DATA FOR ANALYSIS:
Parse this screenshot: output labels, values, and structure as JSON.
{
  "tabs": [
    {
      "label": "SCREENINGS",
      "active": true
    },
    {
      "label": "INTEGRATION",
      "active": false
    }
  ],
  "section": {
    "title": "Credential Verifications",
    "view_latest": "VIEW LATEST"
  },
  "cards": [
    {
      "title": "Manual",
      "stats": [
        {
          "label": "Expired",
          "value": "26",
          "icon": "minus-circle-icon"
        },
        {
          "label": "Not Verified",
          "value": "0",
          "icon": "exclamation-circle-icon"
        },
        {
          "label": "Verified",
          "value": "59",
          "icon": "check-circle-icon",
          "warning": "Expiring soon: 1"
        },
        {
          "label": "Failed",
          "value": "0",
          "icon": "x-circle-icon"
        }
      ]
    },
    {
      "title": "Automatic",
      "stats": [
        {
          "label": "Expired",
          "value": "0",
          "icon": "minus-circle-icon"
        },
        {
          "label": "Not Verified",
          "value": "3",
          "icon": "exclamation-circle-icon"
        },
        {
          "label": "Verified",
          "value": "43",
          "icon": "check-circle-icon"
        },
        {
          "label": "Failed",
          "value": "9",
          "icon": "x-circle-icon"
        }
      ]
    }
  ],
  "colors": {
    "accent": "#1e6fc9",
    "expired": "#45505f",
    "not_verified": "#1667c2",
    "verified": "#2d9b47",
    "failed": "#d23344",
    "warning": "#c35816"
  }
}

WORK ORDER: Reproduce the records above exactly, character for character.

ANSWER SECTION:
Parse this screenshot: output labels, values, and structure as JSON.
{
  "tabs": [
    {
      "label": "SCREENINGS",
      "active": true
    },
    {
      "label": "INTEGRATION",
      "active": false
    }
  ],
  "section": {
    "title": "Credential Verifications",
    "view_latest": "VIEW LATEST"
  },
  "cards": [
    {
      "title": "Manual",
      "stats": [
        {
          "label": "Expired",
          "value": "26",
          "icon": "minus-circle-icon"
        },
        {
          "label": "Not Verified",
          "value": "0",
          "icon": "exclamation-circle-icon"
        },
        {
          "label": "Verified",
          "value": "59",
          "icon": "check-circle-icon",
          "warning": "Expiring soon: 1"
        },
        {
          "label": "Failed",
          "value": "0",
          "icon": "x-circle-icon"
        }
      ]
    },
    {
      "title": "Automatic",
      "stats": [
        {
          "label": "Expired",
          "value": "0",
          "icon": "minus-circle-icon"
        },
        {
          "label": "Not Verified",
          "value": "3",
          "icon": "exclamation-circle-icon"
        },
        {
          "label": "Verified",
          "value": "43",
          "icon": "check-circle-icon"
        },
        {
          "label": "Failed",
          "value": "9",
          "icon": "x-circle-icon"
        }
      ]
    }
  ],
  "colors": {
    "accent": "#1e6fc9",
    "expired": "#45505f",
    "not_verified": "#1667c2",
    "verified": "#2d9b47",
    "failed": "#d23344",
    "warning": "#c35816"
  }
}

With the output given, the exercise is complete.